Russ Allbery of the Debian project writes reviews of books he has read on his blog. It was through Russ's review that I learned of "Deep Work" by Cal Newport, and duly requested it from my local library.
I've a long-held skepticism of self-help books, but several aspects of this one strike the right notes for me. The author is a Computer Scientist, so there's a sense of kinship there, but the writing also follows the standard academic patterns of citing sources and a certain rigour to the new ideas that are presented. Despite this, there are a few sections of the book which I felt lacked much supporting evidence, or where some obvious questions of the relevant concept were not being asked. One of the case studies in the book is of a part-time PhD student with a full-time job and a young child, which I can relate to. The author obviously follows his own advice: he runs a productivity blog at calnewport.com and has no other social media presences. One of the key productivity tips he espouses in the book (and elsewhere) is simply "quit social media".
Through Newport's blog I learned that the title of his next book is Digital Minimalism. This intrigued me, because since I started thinking about minimalism myself, I've wondered about the difference of approach needed between minimalism in the "real world" and the digital domains. It turns out the topic of Newport's next book is about something different: from what I can tell, focussing on controlling how one spends one's time online for maximum productivity.

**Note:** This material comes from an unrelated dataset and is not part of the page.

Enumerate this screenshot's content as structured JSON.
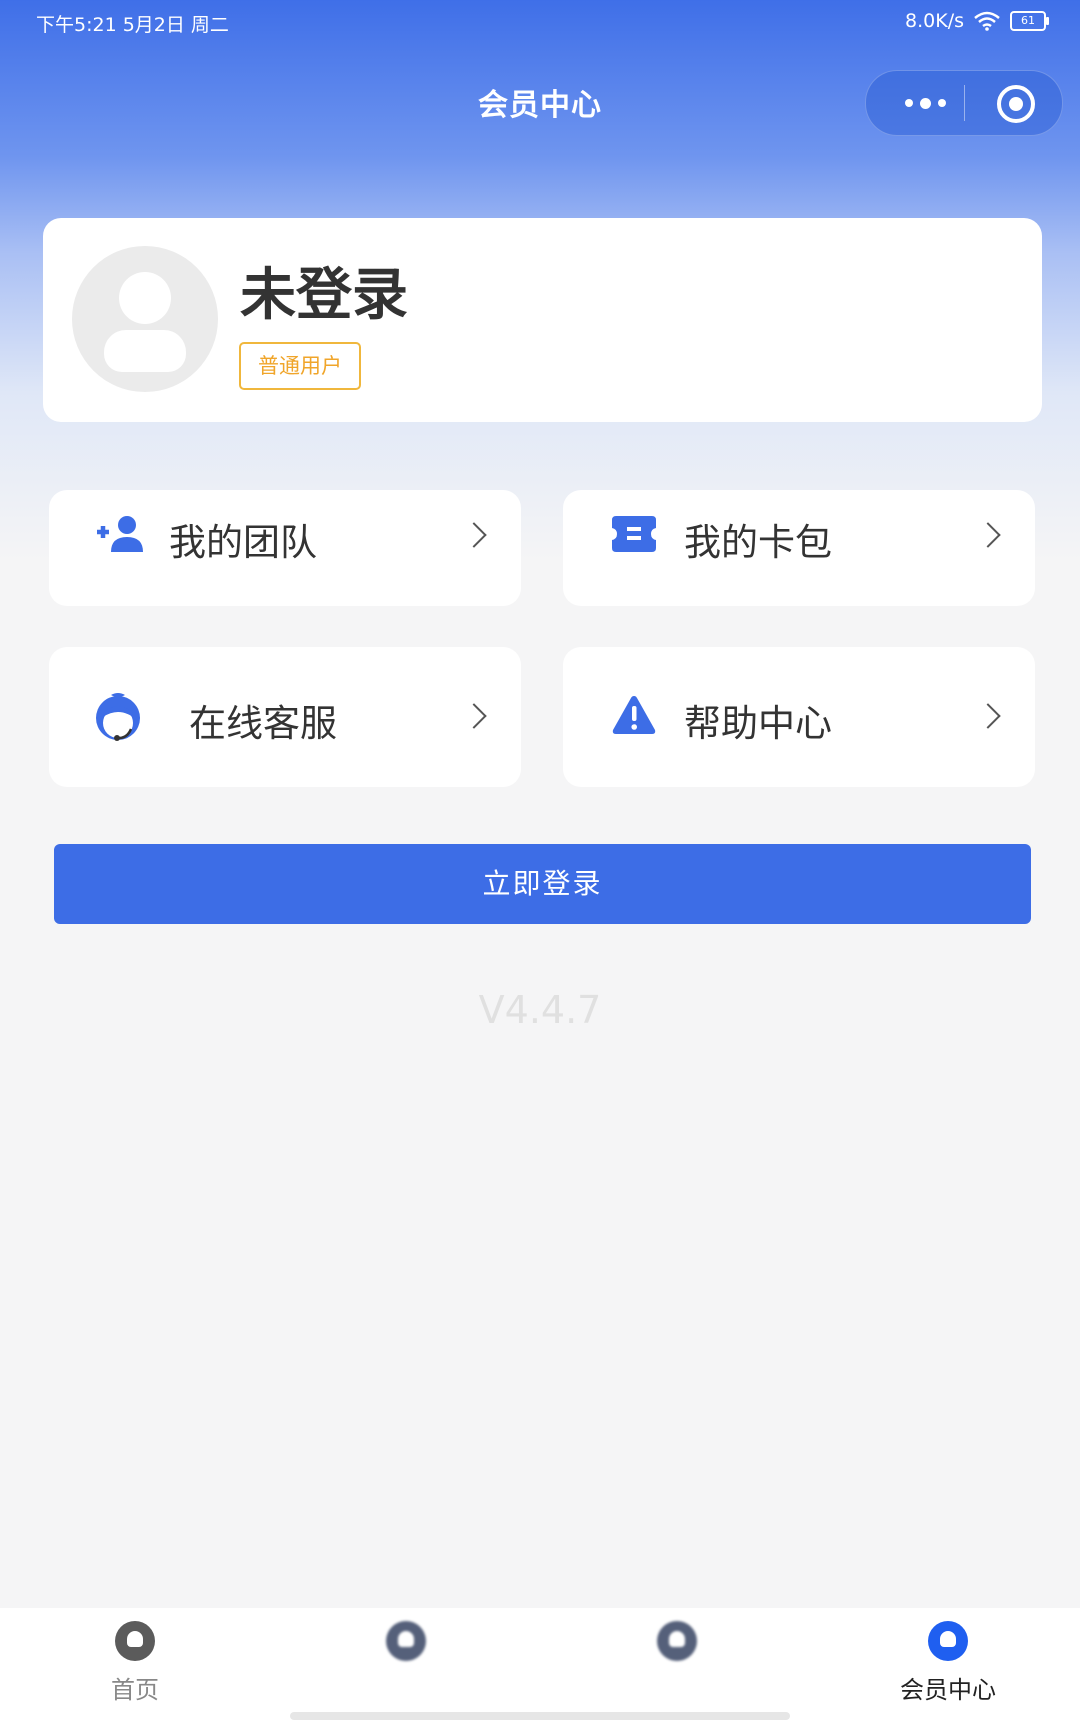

That's an interesting topic which I have more to write about at some point. However, my line of thought for the title "digital minimalism" spawned from reading Marie Kondo, Fumio Sakai and others. Many of the tips they offer to their readers revolve around moving meaning away from physical clutter and into the digital domain: scan your important papers, photograph your keepsakes, and throw away the physical copies. It struck me that whilst this was useful advice for addressing the immediate problem of clutter in the physical world, it exacerbates the problem of digital clutter, especially if we don't have good systems for effectively managing digital archives. Broadly speaking, I don't think we do: at least, not ones that are readily accessible to the majority of people. I have a hunch that most have no form of data backup in place at all, switch between digital hosting services on a relatively ad-hoc manner (flickr, snapchat, instagram…) and treat losing data (such as when an old laptop breaks, or a tablet or phone is stolen) as a fact of life, rather than something that could be avoided if our tools (or habits, or both) were better.